— Stored data —
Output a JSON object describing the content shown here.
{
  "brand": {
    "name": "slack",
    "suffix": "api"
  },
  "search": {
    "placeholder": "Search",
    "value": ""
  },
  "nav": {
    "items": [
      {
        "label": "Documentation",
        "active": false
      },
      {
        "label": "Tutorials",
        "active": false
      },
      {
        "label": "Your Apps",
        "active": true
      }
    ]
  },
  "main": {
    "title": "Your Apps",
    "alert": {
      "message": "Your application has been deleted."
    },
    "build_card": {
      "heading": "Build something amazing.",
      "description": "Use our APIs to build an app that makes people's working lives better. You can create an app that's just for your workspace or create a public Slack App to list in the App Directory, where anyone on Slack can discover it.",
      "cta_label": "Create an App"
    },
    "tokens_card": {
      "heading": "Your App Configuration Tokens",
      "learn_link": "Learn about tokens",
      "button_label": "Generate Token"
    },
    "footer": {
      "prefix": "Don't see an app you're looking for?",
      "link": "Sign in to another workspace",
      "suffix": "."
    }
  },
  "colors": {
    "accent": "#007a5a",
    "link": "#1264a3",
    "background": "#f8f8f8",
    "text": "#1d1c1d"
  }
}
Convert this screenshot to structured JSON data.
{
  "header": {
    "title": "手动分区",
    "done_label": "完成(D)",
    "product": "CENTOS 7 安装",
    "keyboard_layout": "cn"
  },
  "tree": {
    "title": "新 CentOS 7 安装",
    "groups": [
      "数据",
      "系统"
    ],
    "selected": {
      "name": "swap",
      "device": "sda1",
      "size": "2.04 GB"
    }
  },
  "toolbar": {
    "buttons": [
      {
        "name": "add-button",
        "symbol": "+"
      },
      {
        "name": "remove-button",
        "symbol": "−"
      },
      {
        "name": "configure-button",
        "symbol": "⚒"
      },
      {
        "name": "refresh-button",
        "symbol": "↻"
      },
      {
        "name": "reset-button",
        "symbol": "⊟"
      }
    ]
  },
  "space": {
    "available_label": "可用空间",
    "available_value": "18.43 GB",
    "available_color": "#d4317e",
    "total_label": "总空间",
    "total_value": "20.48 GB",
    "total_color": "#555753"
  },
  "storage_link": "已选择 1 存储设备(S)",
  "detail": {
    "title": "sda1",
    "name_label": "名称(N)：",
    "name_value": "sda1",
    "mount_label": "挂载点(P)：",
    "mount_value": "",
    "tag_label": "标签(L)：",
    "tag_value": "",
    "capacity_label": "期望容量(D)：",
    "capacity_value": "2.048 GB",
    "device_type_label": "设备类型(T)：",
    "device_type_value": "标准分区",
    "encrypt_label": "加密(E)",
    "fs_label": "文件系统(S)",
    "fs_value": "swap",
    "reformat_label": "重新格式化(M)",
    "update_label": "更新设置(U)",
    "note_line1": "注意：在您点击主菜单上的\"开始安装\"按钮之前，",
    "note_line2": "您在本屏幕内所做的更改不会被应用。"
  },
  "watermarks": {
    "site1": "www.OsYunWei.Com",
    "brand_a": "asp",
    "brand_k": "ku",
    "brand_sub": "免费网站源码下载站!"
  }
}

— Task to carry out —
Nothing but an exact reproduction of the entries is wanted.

— Solved exercise —
Output a JSON object describing the content shown here.
{
  "brand": {
    "name": "slack",
    "suffix": "api"
  },
  "search": {
    "placeholder": "Search",
    "value": ""
  },
  "nav": {
    "items": [
      {
        "label": "Documentation",
        "active": false
      },
      {
        "label": "Tutorials",
        "active": false
      },
      {
        "label": "Your Apps",
        "active": true
      }
    ]
  },
  "main": {
    "title": "Your Apps",
    "alert": {
      "message": "Your application has been deleted."
    },
    "build_card": {
      "heading": "Build something amazing.",
      "description": "Use our APIs to build an app that makes people's working lives better. You can create an app that's just for your workspace or create a public Slack App to list in the App Directory, where anyone on Slack can discover it.",
      "cta_label": "Create an App"
    },
    "tokens_card": {
      "heading": "Your App Configuration Tokens",
      "learn_link": "Learn about tokens",
      "button_label": "Generate Token"
    },
    "footer": {
      "prefix": "Don't see an app you're looking for?",
      "link": "Sign in to another workspace",
      "suffix": "."
    }
  },
  "colors": {
    "accent": "#007a5a",
    "link": "#1264a3",
    "background": "#f8f8f8",
    "text": "#1d1c1d"
  }
}
Convert this screenshot to structured JSON data.
{
  "header": {
    "title": "手动分区",
    "done_label": "完成(D)",
    "product": "CENTOS 7 安装",
    "keyboard_layout": "cn"
  },
  "tree": {
    "title": "新 CentOS 7 安装",
    "groups": [
      "数据",
      "系统"
    ],
    "selected": {
      "name": "swap",
      "device": "sda1",
      "size": "2.04 GB"
    }
  },
  "toolbar": {
    "buttons": [
      {
        "name": "add-button",
        "symbol": "+"
      },
      {
        "name": "remove-button",
        "symbol": "−"
      },
      {
        "name": "configure-button",
        "symbol": "⚒"
      },
      {
        "name": "refresh-button",
        "symbol": "↻"
      },
      {
        "name": "reset-button",
        "symbol": "⊟"
      }
    ]
  },
  "space": {
    "available_label": "可用空间",
    "available_value": "18.43 GB",
    "available_color": "#d4317e",
    "total_label": "总空间",
    "total_value": "20.48 GB",
    "total_color": "#555753"
  },
  "storage_link": "已选择 1 存储设备(S)",
  "detail": {
    "title": "sda1",
    "name_label": "名称(N)：",
    "name_value": "sda1",
    "mount_label": "挂载点(P)：",
    "mount_value": "",
    "tag_label": "标签(L)：",
    "tag_value": "",
    "capacity_label": "期望容量(D)：",
    "capacity_value": "2.048 GB",
    "device_type_label": "设备类型(T)：",
    "device_type_value": "标准分区",
    "encrypt_label": "加密(E)",
    "fs_label": "文件系统(S)",
    "fs_value": "swap",
    "reformat_label": "重新格式化(M)",
    "update_label": "更新设置(U)",
    "note_line1": "注意：在您点击主菜单上的\"开始安装\"按钮之前，",
    "note_line2": "您在本屏幕内所做的更改不会被应用。"
  },
  "watermarks": {
    "site1": "www.OsYunWei.Com",
    "brand_a": "asp",
    "brand_k": "ku",
    "brand_sub": "免费网站源码下载站!"
  }
}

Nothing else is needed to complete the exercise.